Data under study »
::::

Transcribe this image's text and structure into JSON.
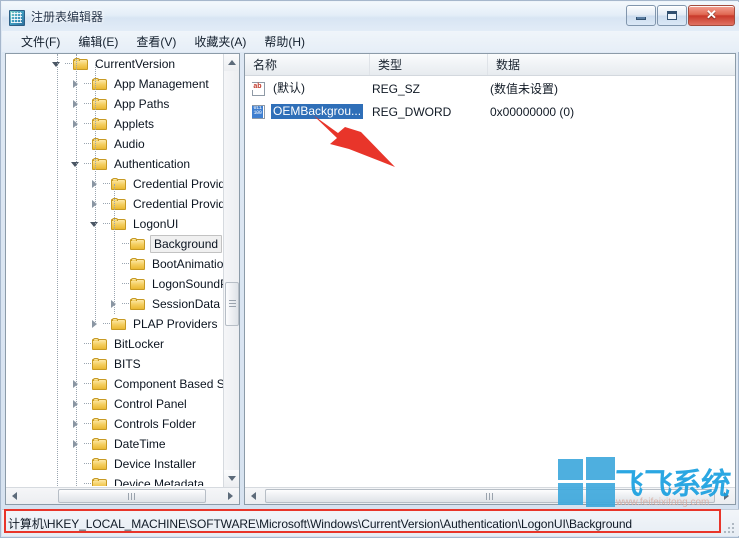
{
  "window": {
    "title": "注册表编辑器",
    "icon": "regedit-icon",
    "buttons": {
      "minimize": "最小化",
      "maximize": "最大化",
      "close": "✕"
    }
  },
  "menubar": {
    "items": [
      {
        "label": "文件(F)",
        "name": "menu-file"
      },
      {
        "label": "编辑(E)",
        "name": "menu-edit"
      },
      {
        "label": "查看(V)",
        "name": "menu-view"
      },
      {
        "label": "收藏夹(A)",
        "name": "menu-favorites"
      },
      {
        "label": "帮助(H)",
        "name": "menu-help"
      }
    ]
  },
  "tree": {
    "nodes": [
      {
        "label": "CurrentVersion",
        "depth": 1,
        "state": "expanded",
        "selected": false
      },
      {
        "label": "App Management",
        "depth": 2,
        "state": "collapsed",
        "selected": false
      },
      {
        "label": "App Paths",
        "depth": 2,
        "state": "collapsed",
        "selected": false
      },
      {
        "label": "Applets",
        "depth": 2,
        "state": "collapsed",
        "selected": false
      },
      {
        "label": "Audio",
        "depth": 2,
        "state": "leaf",
        "selected": false
      },
      {
        "label": "Authentication",
        "depth": 2,
        "state": "expanded",
        "selected": false
      },
      {
        "label": "Credential Provid",
        "depth": 3,
        "state": "collapsed",
        "selected": false
      },
      {
        "label": "Credential Provid",
        "depth": 3,
        "state": "collapsed",
        "selected": false
      },
      {
        "label": "LogonUI",
        "depth": 3,
        "state": "expanded",
        "selected": false
      },
      {
        "label": "Background",
        "depth": 4,
        "state": "leaf",
        "selected": true
      },
      {
        "label": "BootAnimatio",
        "depth": 4,
        "state": "leaf",
        "selected": false
      },
      {
        "label": "LogonSoundP",
        "depth": 4,
        "state": "leaf",
        "selected": false
      },
      {
        "label": "SessionData",
        "depth": 4,
        "state": "collapsed",
        "selected": false
      },
      {
        "label": "PLAP Providers",
        "depth": 3,
        "state": "collapsed",
        "selected": false
      },
      {
        "label": "BitLocker",
        "depth": 2,
        "state": "leaf",
        "selected": false
      },
      {
        "label": "BITS",
        "depth": 2,
        "state": "leaf",
        "selected": false
      },
      {
        "label": "Component Based S",
        "depth": 2,
        "state": "collapsed",
        "selected": false
      },
      {
        "label": "Control Panel",
        "depth": 2,
        "state": "collapsed",
        "selected": false
      },
      {
        "label": "Controls Folder",
        "depth": 2,
        "state": "collapsed",
        "selected": false
      },
      {
        "label": "DateTime",
        "depth": 2,
        "state": "collapsed",
        "selected": false
      },
      {
        "label": "Device Installer",
        "depth": 2,
        "state": "leaf",
        "selected": false
      },
      {
        "label": "Device Metadata",
        "depth": 2,
        "state": "leaf",
        "selected": false
      }
    ]
  },
  "listview": {
    "columns": [
      {
        "label": "名称",
        "name": "column-name"
      },
      {
        "label": "类型",
        "name": "column-type"
      },
      {
        "label": "数据",
        "name": "column-data"
      }
    ],
    "rows": [
      {
        "icon": "string-value-icon",
        "icon_text": "ab",
        "name": "(默认)",
        "type": "REG_SZ",
        "data": "(数值未设置)",
        "selected": false
      },
      {
        "icon": "dword-value-icon",
        "icon_text": "011 100",
        "name": "OEMBackgrou...",
        "type": "REG_DWORD",
        "data": "0x00000000 (0)",
        "selected": true
      }
    ]
  },
  "statusbar": {
    "path": "计算机\\HKEY_LOCAL_MACHINE\\SOFTWARE\\Microsoft\\Windows\\CurrentVersion\\Authentication\\LogonUI\\Background"
  },
  "watermark": {
    "text": "飞飞系统",
    "url": "www.feifeixitong.com"
  },
  "annotations": {
    "arrow_color": "#e8352a",
    "rect_color": "#e8352a"
  },
  "colors": {
    "accent": "#2f6fb8",
    "annotation": "#e8352a",
    "folder": "#f5cf62",
    "watermark_blue": "#1aa0e0"
  }
}
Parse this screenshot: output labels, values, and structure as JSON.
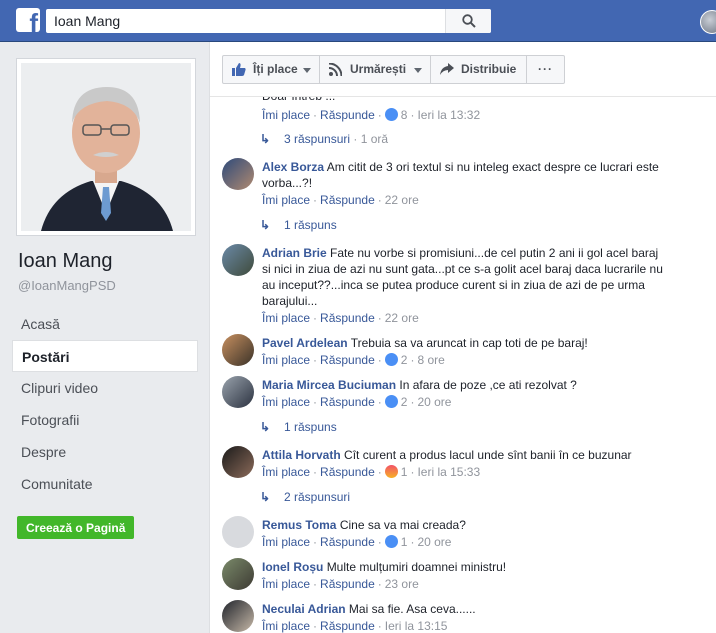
{
  "topbar": {
    "logo": "f",
    "search_value": "Ioan Mang",
    "search_icon": "search-icon"
  },
  "sidebar": {
    "name": "Ioan Mang",
    "handle": "@IoanMangPSD",
    "nav": [
      {
        "label": "Acasă"
      },
      {
        "label": "Postări"
      },
      {
        "label": "Clipuri video"
      },
      {
        "label": "Fotografii"
      },
      {
        "label": "Despre"
      },
      {
        "label": "Comunitate"
      }
    ],
    "create_page": "Creează o Pagină"
  },
  "actions": {
    "like": "Îți place",
    "follow": "Urmărești",
    "share": "Distribuie",
    "more": "···"
  },
  "comments": [
    {
      "author": "",
      "text": "Doar întreb ...",
      "like": "Îmi place",
      "reply": "Răspunde",
      "reaction": "like",
      "count": "8",
      "time": "Ieri la 13:32",
      "replies": "3 răspunsuri",
      "replies_time": "1 oră"
    },
    {
      "author": "Alex Borza",
      "text": "Am citit de 3 ori textul si nu inteleg exact despre ce lucrari este vorba...?!",
      "like": "Îmi place",
      "reply": "Răspunde",
      "time": "22 ore",
      "replies": "1 răspuns"
    },
    {
      "author": "Adrian Brie",
      "text": "Fate nu vorbe si promisiuni...de cel putin 2 ani ii gol acel baraj si nici in ziua de azi nu sunt gata...pt ce s-a golit acel baraj daca lucrarile nu au inceput??...inca se putea produce curent si in ziua de azi de pe urma barajului...",
      "like": "Îmi place",
      "reply": "Răspunde",
      "time": "22 ore"
    },
    {
      "author": "Pavel Ardelean",
      "text": "Trebuia sa va aruncat in cap toti de pe baraj!",
      "like": "Îmi place",
      "reply": "Răspunde",
      "reaction": "like",
      "count": "2",
      "time": "8 ore"
    },
    {
      "author": "Maria Mircea Buciuman",
      "text": "In afara de poze ,ce ati rezolvat ?",
      "like": "Îmi place",
      "reply": "Răspunde",
      "reaction": "like",
      "count": "2",
      "time": "20 ore",
      "replies": "1 răspuns"
    },
    {
      "author": "Attila Horvath",
      "text": "Cît curent a produs lacul unde sînt banii în ce buzunar",
      "like": "Îmi place",
      "reply": "Răspunde",
      "reaction": "angry",
      "count": "1",
      "time": "Ieri la 15:33",
      "replies": "2 răspunsuri"
    },
    {
      "author": "Remus Toma",
      "text": "Cine sa va mai creada?",
      "like": "Îmi place",
      "reply": "Răspunde",
      "reaction": "like",
      "count": "1",
      "time": "20 ore"
    },
    {
      "author": "Ionel Roșu",
      "text": "Multe mulțumiri doamnei ministru!",
      "like": "Îmi place",
      "reply": "Răspunde",
      "time": "23 ore"
    },
    {
      "author": "Neculai Adrian",
      "text": "Mai sa fie. Asa ceva......",
      "like": "Îmi place",
      "reply": "Răspunde",
      "time": "Ieri la 13:15"
    }
  ],
  "colors": {
    "brand": "#4267b2",
    "link": "#385898",
    "create_button": "#42b72a"
  }
}
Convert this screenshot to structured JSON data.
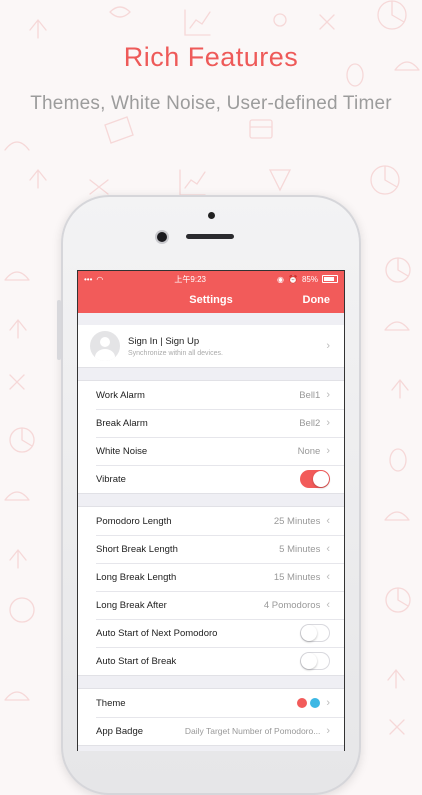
{
  "headline": "Rich Features",
  "subline": "Themes, White Noise, User-defined Timer",
  "status": {
    "time": "上午9:23",
    "battery": "85%"
  },
  "nav": {
    "title": "Settings",
    "done": "Done"
  },
  "account": {
    "title": "Sign In | Sign Up",
    "subtitle": "Synchronize within all devices."
  },
  "sounds": [
    {
      "label": "Work Alarm",
      "value": "Bell1"
    },
    {
      "label": "Break Alarm",
      "value": "Bell2"
    },
    {
      "label": "White Noise",
      "value": "None"
    }
  ],
  "vibrate": {
    "label": "Vibrate",
    "on": true
  },
  "timers": [
    {
      "label": "Pomodoro Length",
      "value": "25 Minutes"
    },
    {
      "label": "Short Break Length",
      "value": "5 Minutes"
    },
    {
      "label": "Long Break Length",
      "value": "15 Minutes"
    },
    {
      "label": "Long Break After",
      "value": "4 Pomodoros"
    }
  ],
  "auto_next": {
    "label": "Auto Start of Next Pomodoro",
    "on": false
  },
  "auto_break": {
    "label": "Auto Start of Break",
    "on": false
  },
  "theme": {
    "label": "Theme",
    "colors": [
      "#f25b5a",
      "#3cb7e4"
    ]
  },
  "badge": {
    "label": "App Badge",
    "value": "Daily Target Number of Pomodoro..."
  },
  "colors": {
    "accent": "#f25b5a",
    "headline": "#ee5a59"
  }
}
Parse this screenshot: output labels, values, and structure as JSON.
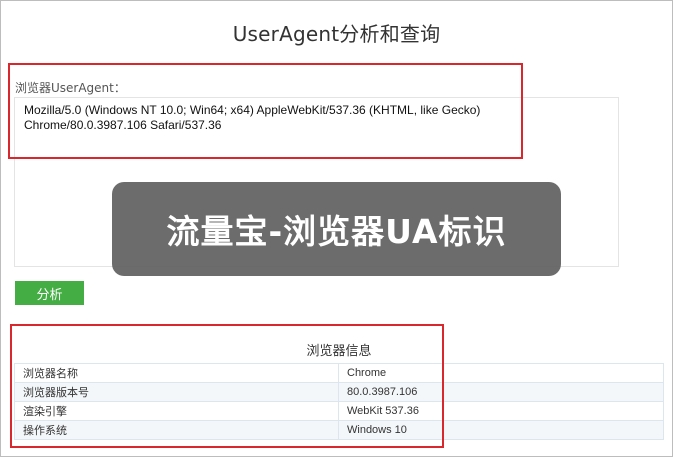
{
  "header": {
    "title": "UserAgent分析和查询"
  },
  "ua_form": {
    "label": "浏览器UserAgent：",
    "value": "Mozilla/5.0 (Windows NT 10.0; Win64; x64) AppleWebKit/537.36 (KHTML, like Gecko)\nChrome/80.0.3987.106 Safari/537.36",
    "analyze_label": "分析"
  },
  "overlay_caption": "流量宝-浏览器UA标识",
  "info": {
    "title": "浏览器信息",
    "rows": [
      {
        "label": "浏览器名称",
        "value": "Chrome"
      },
      {
        "label": "浏览器版本号",
        "value": "80.0.3987.106"
      },
      {
        "label": "渲染引擎",
        "value": "WebKit 537.36"
      },
      {
        "label": "操作系统",
        "value": "Windows 10"
      }
    ]
  },
  "colors": {
    "highlight_border": "#d9272e",
    "button_green": "#44ad44",
    "overlay_bg": "#5c5c5c"
  }
}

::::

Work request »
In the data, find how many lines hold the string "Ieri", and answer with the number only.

Solution »
3